A pic-nic party at the foot of Lake Superior—Canoe—Scenery—Descent of St. Mary’s Falls—Etymology of the Indian names of Sault Ste. Marie, and Lake Superior—The wild rice plant—Indian trade—American Fur Company—Distribution of presents—Death of Sassaba—Epitaph—Indian capacity to count—Oral literature—Research—Self-reliance.
1822. August 20th. I Went with a pic-nic to Gross Cape, a romantic promontory at the foot of Lake Superior. This elevation stands on the north shore of the straits, and consequently in Canada. It overlooks a noble expanse of waters and islands, constituting one of the most magnificent series of views of American scenery. Immediately opposite stands the scarcely less elevated, and not less celebrated promontory of Point Iroquois, the Na-do-wa-we-gon-ing, or Place of Iroquois Bones, of the Chippewas. These two promontories stand like the pillars of Hercules which guard the entrance into the Mediterranean, and their office is to mark the foot of the mighty Superior, a lake which may not, inaptly, be deemed another Mediterranean Sea. The morning chosen to visit this scene was fine; the means of conveyance chosen was the novel and fairy-like barque of the Chippewas, which they denominate Che-maun, but which we, from a corruption of a Charib term as old as the days of Columbus, call Canoe.
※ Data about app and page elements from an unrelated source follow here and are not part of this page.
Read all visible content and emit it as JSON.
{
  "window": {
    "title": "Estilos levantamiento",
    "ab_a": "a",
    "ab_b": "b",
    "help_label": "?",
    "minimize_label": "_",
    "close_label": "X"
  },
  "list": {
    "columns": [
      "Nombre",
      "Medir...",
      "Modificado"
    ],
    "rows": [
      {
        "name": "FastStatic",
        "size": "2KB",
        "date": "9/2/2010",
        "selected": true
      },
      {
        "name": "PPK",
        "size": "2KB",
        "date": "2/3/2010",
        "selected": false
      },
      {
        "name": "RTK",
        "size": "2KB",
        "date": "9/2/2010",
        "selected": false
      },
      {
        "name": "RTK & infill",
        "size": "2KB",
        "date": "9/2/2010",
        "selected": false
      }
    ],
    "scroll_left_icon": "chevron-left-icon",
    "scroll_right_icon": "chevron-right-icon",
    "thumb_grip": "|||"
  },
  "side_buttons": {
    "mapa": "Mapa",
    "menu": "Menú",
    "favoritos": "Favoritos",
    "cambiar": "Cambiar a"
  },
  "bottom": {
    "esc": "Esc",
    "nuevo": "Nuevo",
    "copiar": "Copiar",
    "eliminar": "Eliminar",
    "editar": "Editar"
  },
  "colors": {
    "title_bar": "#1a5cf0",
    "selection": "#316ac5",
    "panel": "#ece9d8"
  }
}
It is made of the rind of the betula papyracea, or white birch, sewed together with the fine fibrous roots of the cedaror spruce, and is made water-tight by covering the seams with boiled pine rosin, the whole being distended over and supported